This research has a significant impact not only amongst the design community but also to new product development (NPD) companies, academics and univer-sities specifically Design, Strategic Business, Marketing and Environmental Engineering courses.
2 Literature Review
In order to develop the waste benchmarking tool, there is some prior work in separate areas of Circular Economy and Ecodesign tools that needs to be critically analysed.
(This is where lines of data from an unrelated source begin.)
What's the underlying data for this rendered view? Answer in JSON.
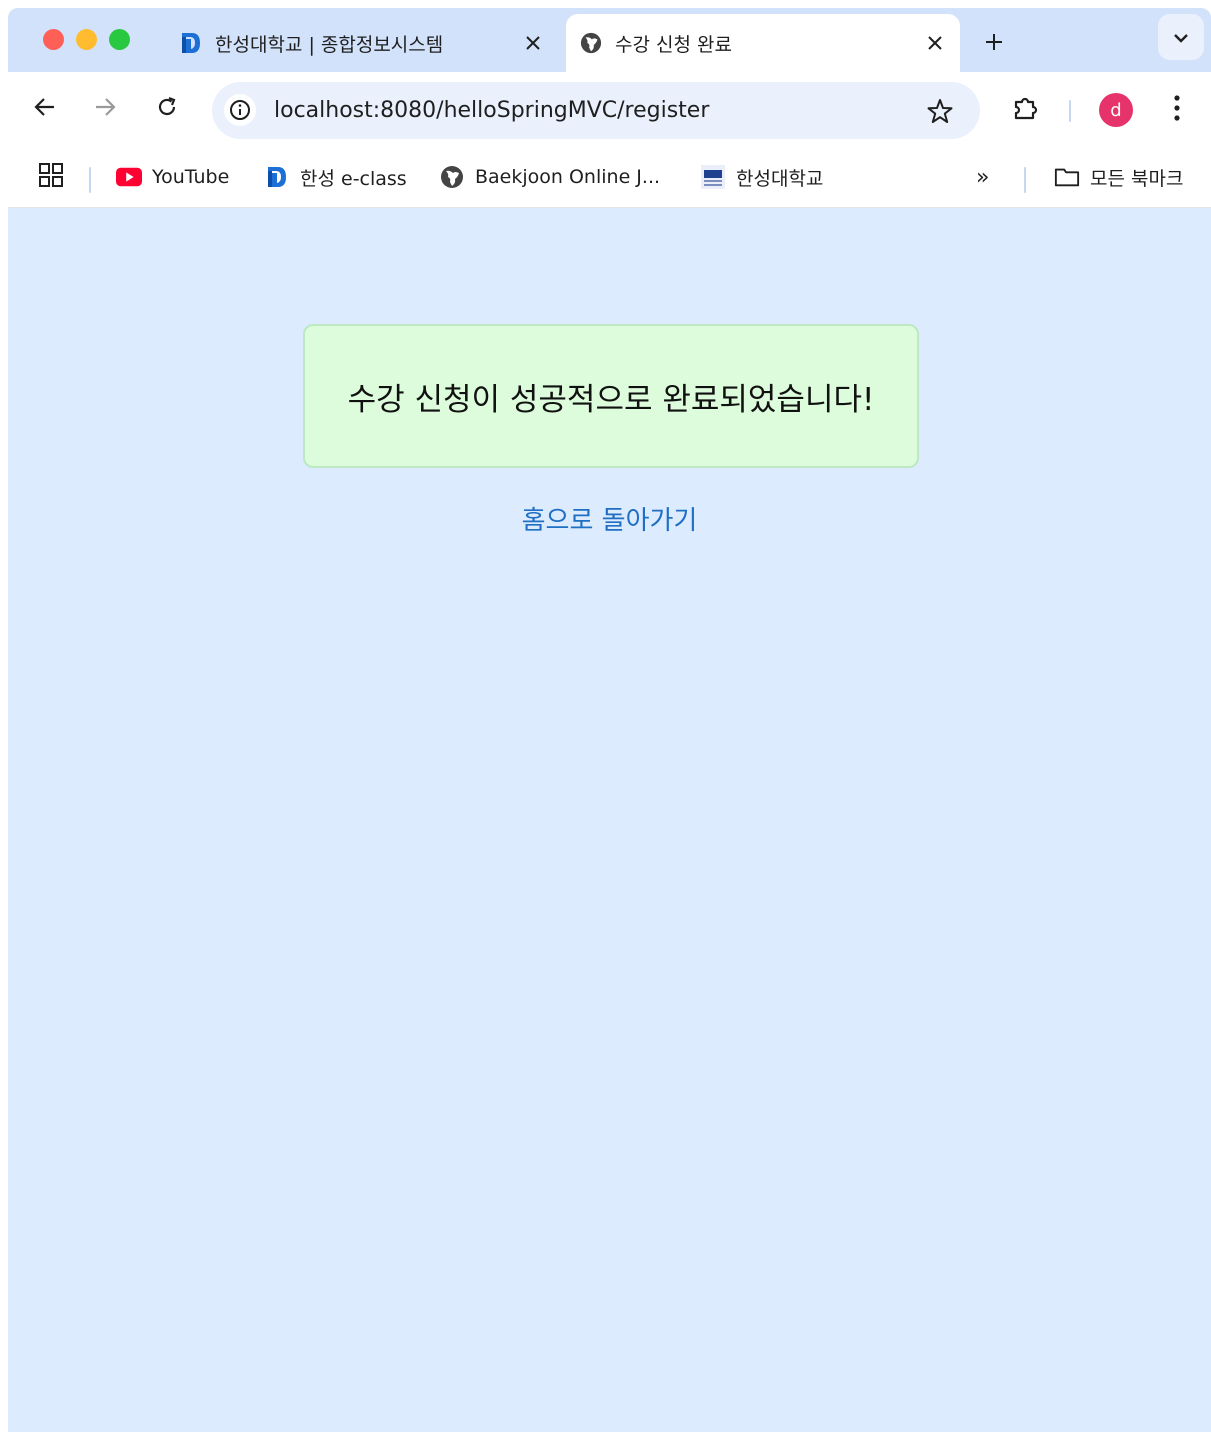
{
  "tabs": [
    {
      "title": "한성대학교 | 종합정보시스템",
      "favicon": "hansung-logo-icon",
      "active": false
    },
    {
      "title": "수강 신청 완료",
      "favicon": "globe-icon",
      "active": true
    }
  ],
  "toolbar": {
    "url": "localhost:8080/helloSpringMVC/register",
    "avatar_letter": "d"
  },
  "bookmarks": {
    "items": [
      {
        "label": "YouTube",
        "icon": "youtube-icon"
      },
      {
        "label": "한성 e-class",
        "icon": "hansung-logo-icon"
      },
      {
        "label": "Baekjoon Online J...",
        "icon": "globe-icon"
      },
      {
        "label": "한성대학교",
        "icon": "hsu-logo-icon"
      }
    ],
    "overflow": "»",
    "all_bookmarks_label": "모든 북마크"
  },
  "page": {
    "success_message": "수강 신청이 성공적으로 완료되었습니다!",
    "home_link": "홈으로 돌아가기"
  },
  "colors": {
    "tabstrip": "#d3e2fb",
    "page_background": "#dcebfd",
    "success_box": "#dcfcdc",
    "success_border": "#bce8c4",
    "link": "#1f6fc5",
    "avatar": "#e6336b"
  }
}
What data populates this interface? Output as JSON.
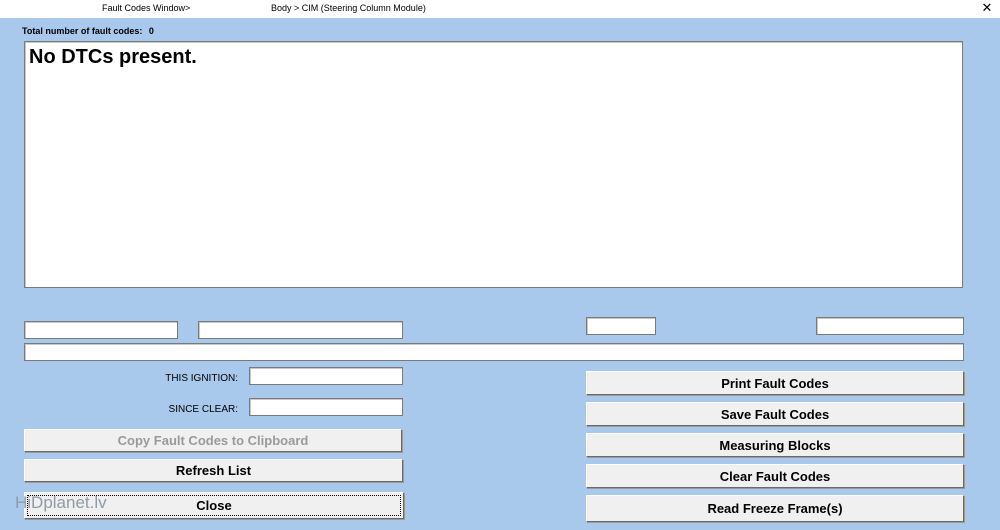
{
  "titlebar": {
    "window_label": "Fault Codes Window>",
    "module_path": "Body > CIM (Steering Column Module)",
    "close_glyph": "✕"
  },
  "fault_count": {
    "label": "Total number of fault codes:",
    "value": "0"
  },
  "dtc_list": {
    "message": "No DTCs present."
  },
  "info_fields": {
    "field_1": "",
    "field_2": "",
    "field_3": "",
    "field_4": "",
    "description": ""
  },
  "counters": {
    "this_ignition_label": "THIS IGNITION:",
    "this_ignition_value": "",
    "since_clear_label": "SINCE CLEAR:",
    "since_clear_value": ""
  },
  "buttons": {
    "copy_clipboard": "Copy Fault Codes to Clipboard",
    "refresh_list": "Refresh List",
    "close": "Close",
    "print_fault_codes": "Print Fault Codes",
    "save_fault_codes": "Save Fault Codes",
    "measuring_blocks": "Measuring Blocks",
    "clear_fault_codes": "Clear Fault Codes",
    "read_freeze_frames": "Read Freeze Frame(s)"
  },
  "watermark": "HiDplanet.lv",
  "colors": {
    "background": "#a8c8ec",
    "button_face": "#f0f0f0",
    "disabled_text": "#9a9a9a"
  }
}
This section studies the literature in both areas and defines the research aim and objectives.
2.1 Circular Economy: the designer role
Traditional economic development follows a lin-ear manufacturing model of materials-products-waste, resulting in: excessive consumption of resources and discharge of waste; the exhaustion of resources; and the environment deterioration (Chen, 2009). In this traditional model, no considerations are given to the materials and to the environment, going in contradiction of the 2006 EU Sustainable Development Strategy of avoiding the gen-eration of waste and enhancing efficient use of natural resources by applying the concept of life-cycle thinking and promoting reuse and recycling (EEA, 2012). Bringing life cycle thinking on how to design and manufacture products can create further economic op-portunities and prevent waste disposal once it is used as a resource. This thinking is called Circular Economy, which in essence is a closed feedback circulatory process of materials- products- recycled/ reuse/ disassembly/ re-pair/ upgrade/ refurbishment materials (Chen, 2009; El-len Macarthur Foundation, 2013). Many authors have been presenting ways cre-ating a circular feedback process: in 1994, Tim Cooper (1994), argued that to minimize waste, the key element was to increase product durability; in 1999, Paul Hawken et al., (1999) proposed five key ways to keep materials on a continuous feedback loop: repair the products (e.g. de-sign to facilitate the repair), reuse products (e.g. pass to a new user or life with different purpose), remanufacturing products (e.g. design to easily disassemble, saving ener-gy and raw materials), recycle (e.g. choosing recyclable materials to reconstitute to another or similar product) and last, recovery (e.g. ground, melted or dissolved to its basic materials to be include for other purpose); and in 2007, Bhamra and Lofthouse (2007) emphases the importance designing product for durability which gener-ally consumes